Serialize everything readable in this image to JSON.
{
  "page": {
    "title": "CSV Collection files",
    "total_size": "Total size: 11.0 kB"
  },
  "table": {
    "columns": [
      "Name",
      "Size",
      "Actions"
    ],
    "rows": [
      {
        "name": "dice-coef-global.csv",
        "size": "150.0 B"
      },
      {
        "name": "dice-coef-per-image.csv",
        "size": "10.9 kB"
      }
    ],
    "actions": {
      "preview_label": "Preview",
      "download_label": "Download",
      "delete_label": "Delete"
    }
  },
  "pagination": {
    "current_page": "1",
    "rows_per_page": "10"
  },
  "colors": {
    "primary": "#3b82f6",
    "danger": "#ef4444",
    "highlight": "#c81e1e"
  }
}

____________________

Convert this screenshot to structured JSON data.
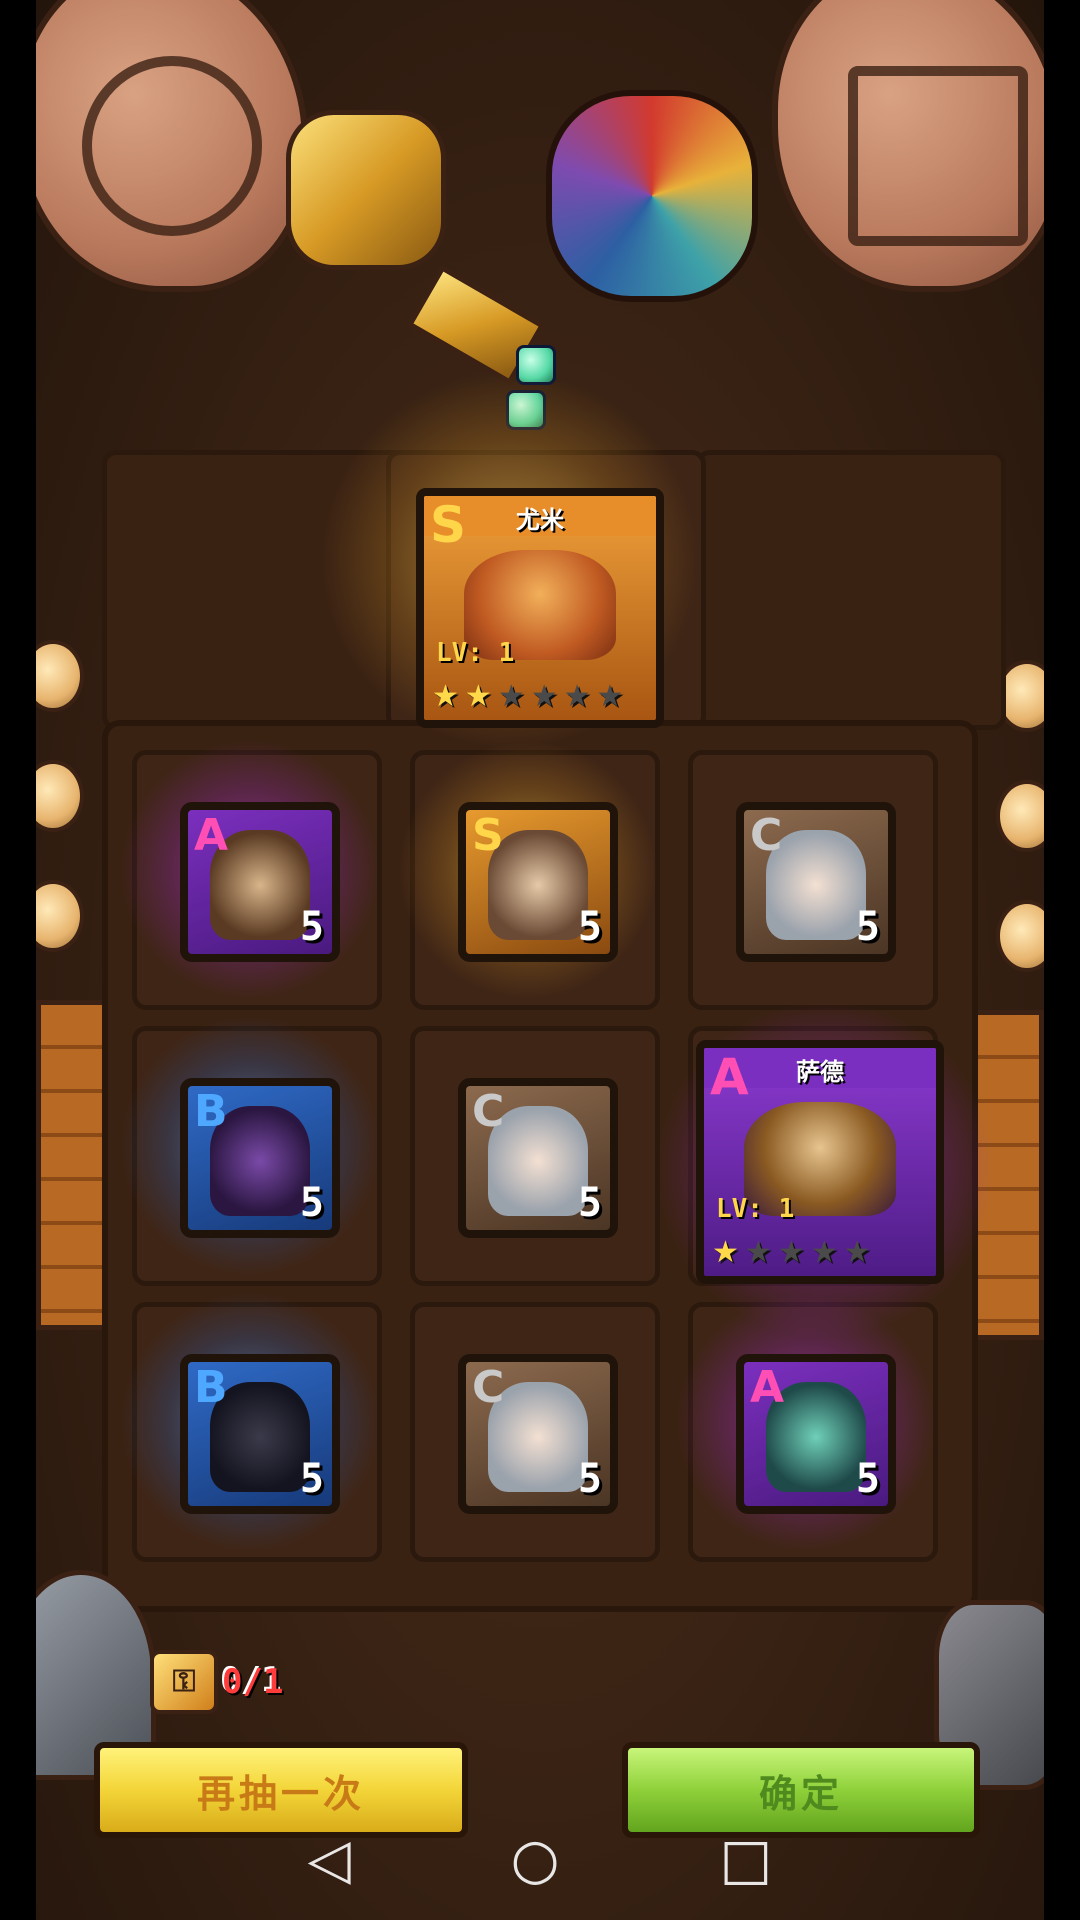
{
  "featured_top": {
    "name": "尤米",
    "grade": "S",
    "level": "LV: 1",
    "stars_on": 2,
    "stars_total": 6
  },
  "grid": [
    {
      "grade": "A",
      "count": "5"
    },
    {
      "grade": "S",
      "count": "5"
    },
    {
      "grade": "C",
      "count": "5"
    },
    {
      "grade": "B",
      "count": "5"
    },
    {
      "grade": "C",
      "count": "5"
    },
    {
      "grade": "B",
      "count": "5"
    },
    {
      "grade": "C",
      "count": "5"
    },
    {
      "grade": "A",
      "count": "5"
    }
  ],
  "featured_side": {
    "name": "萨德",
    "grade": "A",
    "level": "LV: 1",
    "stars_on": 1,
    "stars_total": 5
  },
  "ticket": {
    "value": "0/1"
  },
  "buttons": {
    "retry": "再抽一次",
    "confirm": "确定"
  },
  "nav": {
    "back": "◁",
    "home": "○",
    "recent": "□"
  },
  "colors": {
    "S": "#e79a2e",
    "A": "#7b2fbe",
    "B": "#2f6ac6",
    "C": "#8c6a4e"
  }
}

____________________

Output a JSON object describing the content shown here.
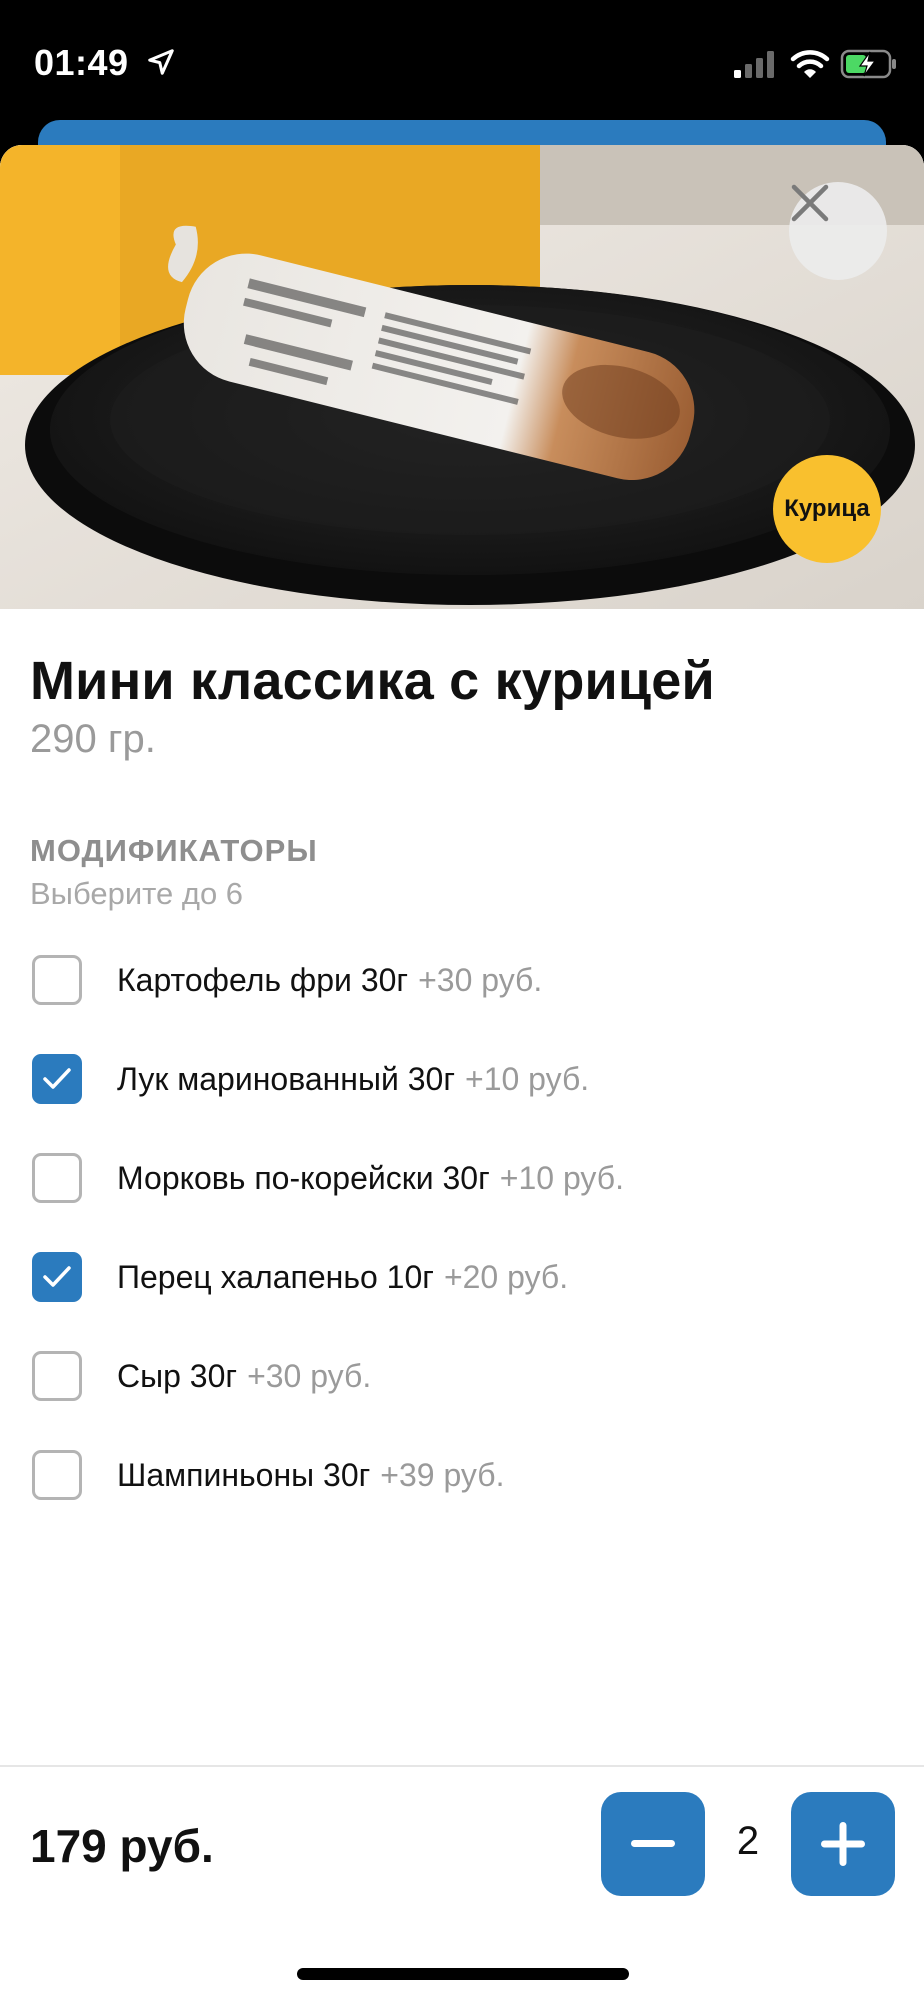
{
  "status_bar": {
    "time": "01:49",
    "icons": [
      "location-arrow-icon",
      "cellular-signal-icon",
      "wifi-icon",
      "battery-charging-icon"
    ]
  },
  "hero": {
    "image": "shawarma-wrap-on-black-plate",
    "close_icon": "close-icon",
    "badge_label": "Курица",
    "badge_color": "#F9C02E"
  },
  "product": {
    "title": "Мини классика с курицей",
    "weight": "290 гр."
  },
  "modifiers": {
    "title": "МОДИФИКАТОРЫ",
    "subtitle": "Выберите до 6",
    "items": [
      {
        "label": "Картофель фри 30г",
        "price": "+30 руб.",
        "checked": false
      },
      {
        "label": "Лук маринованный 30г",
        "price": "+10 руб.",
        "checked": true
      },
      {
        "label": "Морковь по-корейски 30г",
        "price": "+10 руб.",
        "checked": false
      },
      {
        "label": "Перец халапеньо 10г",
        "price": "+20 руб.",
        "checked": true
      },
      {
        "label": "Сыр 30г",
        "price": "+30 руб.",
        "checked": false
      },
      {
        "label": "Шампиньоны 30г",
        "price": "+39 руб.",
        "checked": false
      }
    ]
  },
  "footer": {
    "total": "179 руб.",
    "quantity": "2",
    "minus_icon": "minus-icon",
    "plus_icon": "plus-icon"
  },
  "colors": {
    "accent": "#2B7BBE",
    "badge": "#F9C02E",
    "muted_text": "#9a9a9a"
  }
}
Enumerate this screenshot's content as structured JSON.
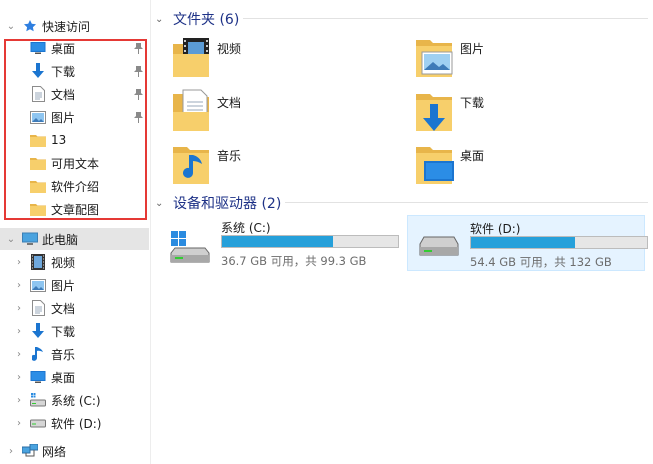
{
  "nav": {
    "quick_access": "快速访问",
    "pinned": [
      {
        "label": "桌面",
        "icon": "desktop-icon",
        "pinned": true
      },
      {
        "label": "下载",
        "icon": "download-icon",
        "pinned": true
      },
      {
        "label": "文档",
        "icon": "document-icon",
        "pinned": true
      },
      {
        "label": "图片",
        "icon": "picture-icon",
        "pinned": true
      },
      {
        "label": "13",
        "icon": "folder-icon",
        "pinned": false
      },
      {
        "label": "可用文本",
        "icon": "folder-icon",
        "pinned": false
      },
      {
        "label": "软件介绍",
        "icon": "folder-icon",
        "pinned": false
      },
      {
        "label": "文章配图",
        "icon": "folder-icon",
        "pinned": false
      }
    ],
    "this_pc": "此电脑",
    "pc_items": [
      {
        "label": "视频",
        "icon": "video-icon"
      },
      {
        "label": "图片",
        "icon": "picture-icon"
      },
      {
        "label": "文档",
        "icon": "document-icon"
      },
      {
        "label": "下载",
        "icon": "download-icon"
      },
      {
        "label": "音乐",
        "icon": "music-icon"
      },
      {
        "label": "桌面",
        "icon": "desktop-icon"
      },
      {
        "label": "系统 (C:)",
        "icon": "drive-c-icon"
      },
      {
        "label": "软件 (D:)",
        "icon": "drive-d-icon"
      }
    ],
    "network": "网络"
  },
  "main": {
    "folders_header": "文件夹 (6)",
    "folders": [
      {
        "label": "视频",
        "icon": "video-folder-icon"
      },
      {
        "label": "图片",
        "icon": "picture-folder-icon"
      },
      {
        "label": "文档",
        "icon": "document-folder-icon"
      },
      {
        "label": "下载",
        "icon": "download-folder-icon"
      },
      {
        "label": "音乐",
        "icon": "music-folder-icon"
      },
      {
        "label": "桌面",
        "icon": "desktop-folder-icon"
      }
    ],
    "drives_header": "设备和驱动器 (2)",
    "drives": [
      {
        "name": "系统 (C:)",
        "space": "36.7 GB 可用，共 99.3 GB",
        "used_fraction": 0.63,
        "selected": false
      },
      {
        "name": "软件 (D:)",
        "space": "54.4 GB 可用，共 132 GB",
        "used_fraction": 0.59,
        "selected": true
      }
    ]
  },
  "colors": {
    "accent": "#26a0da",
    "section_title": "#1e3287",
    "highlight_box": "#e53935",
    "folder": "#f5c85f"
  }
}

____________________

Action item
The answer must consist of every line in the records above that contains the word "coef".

Exercise output
        "name": "dice-coef-global.csv",
        "name": "dice-coef-per-image.csv",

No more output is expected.